What does Joe Biden’s presidency mean for Iran’s stock market?
As 2019 was drawing to a close and the world was poised on the brink of an economy-ravaging pandemic, Iran’s Supreme Leader Ayatollah Ali Khamenei urged people to jump into the country’s red-hot stock market.
“I say to our dear people to certainly participate in productive investments if they can, including cooperatives and in some instances in bourse,” he said during a speech in November 2019.
The call was echoed by Iranian President Hassan Rouhani and his administration.
They were encouraging ordinary people to invest in equities as the country’s stock market was enjoying a steady upward trend.
The rally was sparked by Washington’s decision to unilaterally withdraw from the Iran nuclear deal with world powers in 2018 and unleash a torrent of sanctions to cripple Iran’s economy. That hammered Iran’s currency, the rial. And as the rial fell victim to crushing inflation, people shielded their rapidly eroding savings by investing in assets.
Many chose stocks. And government policies drove the bulls even harder.
In April 2020, Khamenei granted Rouhani’s request to release so-called “Justice Shares” in 49 state-owned companies to the Iranian people, and create exchange transaction codes to allow them to trade the stocks.
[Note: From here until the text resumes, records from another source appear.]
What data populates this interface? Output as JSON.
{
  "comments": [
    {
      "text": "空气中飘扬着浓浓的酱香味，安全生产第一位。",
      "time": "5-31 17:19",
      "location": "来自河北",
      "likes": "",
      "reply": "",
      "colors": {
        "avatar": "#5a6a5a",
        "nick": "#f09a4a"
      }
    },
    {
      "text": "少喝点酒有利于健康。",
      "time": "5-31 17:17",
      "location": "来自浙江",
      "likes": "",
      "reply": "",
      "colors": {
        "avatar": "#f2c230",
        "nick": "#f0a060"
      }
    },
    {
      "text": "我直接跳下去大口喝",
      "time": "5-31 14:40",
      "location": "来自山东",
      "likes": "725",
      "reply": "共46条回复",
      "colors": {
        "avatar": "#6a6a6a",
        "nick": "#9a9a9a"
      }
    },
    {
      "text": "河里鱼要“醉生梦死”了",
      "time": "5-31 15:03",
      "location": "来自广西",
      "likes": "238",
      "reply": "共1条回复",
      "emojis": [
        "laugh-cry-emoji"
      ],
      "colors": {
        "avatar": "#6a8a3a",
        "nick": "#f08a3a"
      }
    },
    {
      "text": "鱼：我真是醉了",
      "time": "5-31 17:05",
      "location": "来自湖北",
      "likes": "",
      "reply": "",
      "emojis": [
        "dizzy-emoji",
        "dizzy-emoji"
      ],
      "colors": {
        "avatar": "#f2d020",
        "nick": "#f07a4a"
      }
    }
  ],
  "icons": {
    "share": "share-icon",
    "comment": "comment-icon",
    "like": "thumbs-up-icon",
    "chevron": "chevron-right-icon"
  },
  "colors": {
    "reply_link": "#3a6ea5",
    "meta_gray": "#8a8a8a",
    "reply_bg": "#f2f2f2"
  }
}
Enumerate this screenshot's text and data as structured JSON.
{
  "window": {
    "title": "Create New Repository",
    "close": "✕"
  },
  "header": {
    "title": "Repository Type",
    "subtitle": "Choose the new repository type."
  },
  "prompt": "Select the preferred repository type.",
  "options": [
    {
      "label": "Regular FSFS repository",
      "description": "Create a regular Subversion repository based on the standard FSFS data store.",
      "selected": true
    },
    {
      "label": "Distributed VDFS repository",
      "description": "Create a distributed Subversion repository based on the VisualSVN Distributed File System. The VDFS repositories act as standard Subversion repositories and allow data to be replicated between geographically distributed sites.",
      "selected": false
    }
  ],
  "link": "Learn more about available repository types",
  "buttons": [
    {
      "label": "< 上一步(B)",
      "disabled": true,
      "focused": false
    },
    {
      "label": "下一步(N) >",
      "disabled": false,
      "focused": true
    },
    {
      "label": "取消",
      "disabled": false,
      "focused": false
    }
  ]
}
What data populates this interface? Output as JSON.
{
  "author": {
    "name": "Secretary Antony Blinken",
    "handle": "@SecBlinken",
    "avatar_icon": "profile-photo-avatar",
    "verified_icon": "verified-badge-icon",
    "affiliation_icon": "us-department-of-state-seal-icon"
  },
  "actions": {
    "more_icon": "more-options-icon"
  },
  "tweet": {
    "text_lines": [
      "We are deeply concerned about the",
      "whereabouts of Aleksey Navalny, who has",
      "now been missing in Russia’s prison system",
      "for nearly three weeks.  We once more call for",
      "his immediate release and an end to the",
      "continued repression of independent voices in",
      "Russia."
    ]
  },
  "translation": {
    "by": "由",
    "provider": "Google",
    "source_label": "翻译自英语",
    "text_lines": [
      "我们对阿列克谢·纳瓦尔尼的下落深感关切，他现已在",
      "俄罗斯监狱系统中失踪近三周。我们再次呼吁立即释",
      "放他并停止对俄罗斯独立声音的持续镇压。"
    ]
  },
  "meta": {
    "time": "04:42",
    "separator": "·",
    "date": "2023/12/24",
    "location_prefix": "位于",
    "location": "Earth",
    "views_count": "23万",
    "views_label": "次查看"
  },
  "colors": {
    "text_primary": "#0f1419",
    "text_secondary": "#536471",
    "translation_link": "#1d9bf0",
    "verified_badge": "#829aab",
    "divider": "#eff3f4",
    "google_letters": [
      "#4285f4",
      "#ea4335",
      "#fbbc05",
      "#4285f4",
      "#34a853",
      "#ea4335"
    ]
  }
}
Then in May, the government started bundling shares in wholly and partially state-owned companies, allowing investors to buy a slice of those firms.
Another psychological boost for the markets was delivered when the government said it had earmarked one percent of foreign exchange reserves in Iran’s sovereign wealth fund to invest in the country’s stock market.
By May 2020, TEDPIX, the benchmark index of the Tehran Stock Exchange (TSE), surged past one million points for the first time ever.
Investment veterans and others warned the market was overheating. But the meteoric rise continued. By August, TEDPIX crossed the two-million-point threshold.
Then the bubble burst.